When you first start RV shopping, it’s not uncommon to feel overwhelmed by the seemingly endless amount of RV floorplan options. Don’t worry—there is a floorplan out there for every need, every taste, and every budget.
If you’re new to RVing, Camping World Design Centers are the best place to find out which floorplan will be best for you and your family. Explore design center locations near you to speak with a design specialist today!
If you take your time, you’ll find it will all start making sense. You’ll begin to note certain similarities when it comes to floor plans and the labels often applied to RV models.
Models with “RL”, which often stands for “Rear Living” will have the living room in the rear of the unit. Because you’ll know “BH” means “Bunk House“, you’ll know to expect a Bunk House in the unit before even walking into it. Finally, “FL” delineates RV floorplans with “Front Living” quarters.
RV Floorplan Must Haves
It’s a challenge to know exactly what RV floorplan will work best before spending time in your RV on the road. Here are three things to keep in mind when choosing the right RV floorplan for your needs.
Some RVs and travel trailers are more spacious than you ever dreamed an RV could be! Most often it’s slide-outs that create extra living space in an RV. Slide-outs, especially opposing slide-outs, can be an amazing RV floor plan feature.

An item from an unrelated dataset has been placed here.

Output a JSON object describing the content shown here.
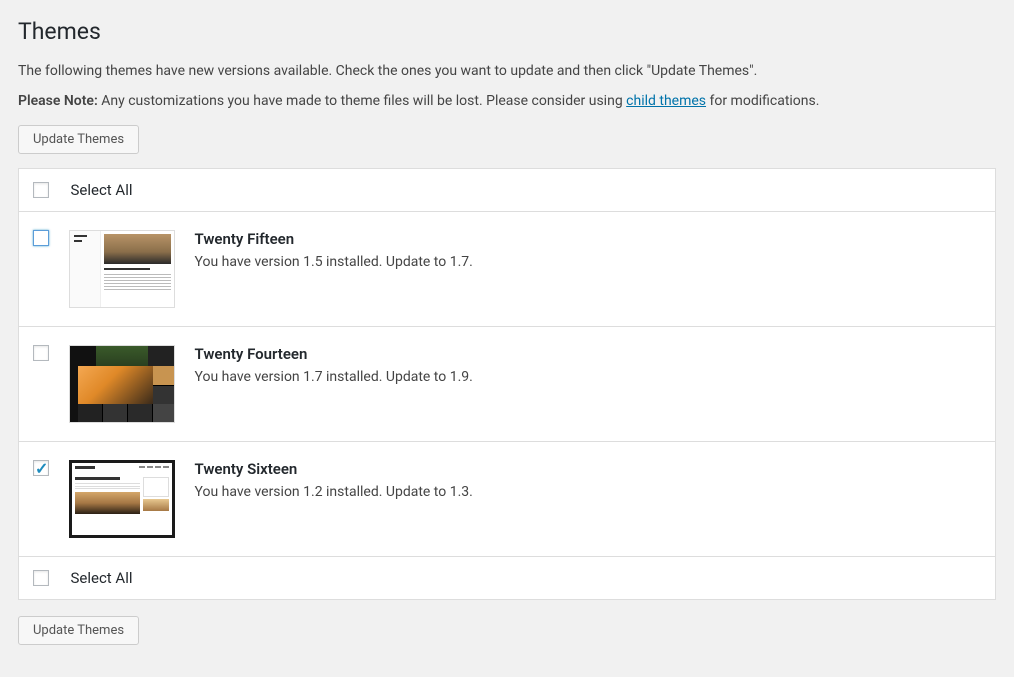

However, when you’re on the showroom floor, pay close attention to what is on the slide. Is the main bed on the slide? If it is, is it possible to use the bed when the slide is not pushed out?
In addition to what is on the slide, does the slide bump up against anything when it’s closed, preventing you from climbing into bed?
RV travel often includes one-night stops along your travel route. These stops may be at a Walmart, rest stops, or even the driveways of friends and family. While you may be able to push your slides out at campgrounds, you may not be able to do so at some of these one-night stops. For that reason, you may want to select a floor plan that gives you access to your bed whether the slide is in or out.
If you absolutely fall in love with a floorplan where a slide blocks the bedroom area, make sure there is an alternative sleeping area, like a loft or couch. If you don’t mind using that alternative sleeping area on travel days, you might be okay.
Bathroom, Refrigerator, and Closet Access
A major benefit of RV living is having your “home” with you. Having your home means having your own bathroom, your own food, and your closet—even if you are downsizing.
With access to your bathroom within the RV, you don’t need to worry if there’s no rest stop for the next 50 miles. Having your refrigerator with you means you have snacks (maybe even healthy ones!) easily accessible.
It doesn’t matter if the gas station you just stopped at didn’t have anything you could eat. And, having your closet means you can’t forget to pack rain boots, a raincoat, or a heavier coat. This comes in very handy when exploring places that can experience 3-4 seasons all in one day.
However, all of these conveniences can be unknowingly given up with certain floor plans. As with the bed, the culprit tends to be those oh-so-awesome slides. Be sure that the furniture on the slideouts does not block access to the bathroom door. It’s not uncommon to find floor plans with slides that block drawers, closet doors, and even fridge doors.
Ask to see any RV you’re seriously considering with slides in—be sure you have access to all of the things that make motor home travel so convenient at all times.
Chances are you will be eating inside of your RV at some point. You may also wish to have a “work” surface even if you’re retired. For both of these activities, it’s a table that will make all the difference. Be sure that when touring different RV floor plans, you imagine yourself sitting down to eat.
You will find that with RV floor plans everything is a give and take. To have a walk-around queen bed, you may find yourself giving up some space in the living area. The same goes for your RV kitchen and kitchen counters.
Some floor plans will create space for a large bed in the rear of the RV unit by changing up the traditional dinette area. Instead of a dinette, you might find a sofa and table set up. In that instance, if you will be traveling with a partner, make sure you think about how comfortable you will be eating side by side on a loveseat.
The work/dining space area in a floor plan is most often a compromise in smaller RVs like Class Cs, Class Bs, and small towables. If you plan on dining al fresco—certainly a wonderful plan when camping—just remember there might be times when rain, snow, or mosquitoes unexpectedly arrive.
Choosing an RV floorplan is both a daunting and exciting process. Take your time and explore various floor plans to get a feel for how RVs are laid out. As you’re shopping, keep these floorplan must-haves in mind. They are small details that can make all the difference in your RV travels.
Do you have any additional RV floorplan must-haves that we didn’t mention? Share them in the comments below!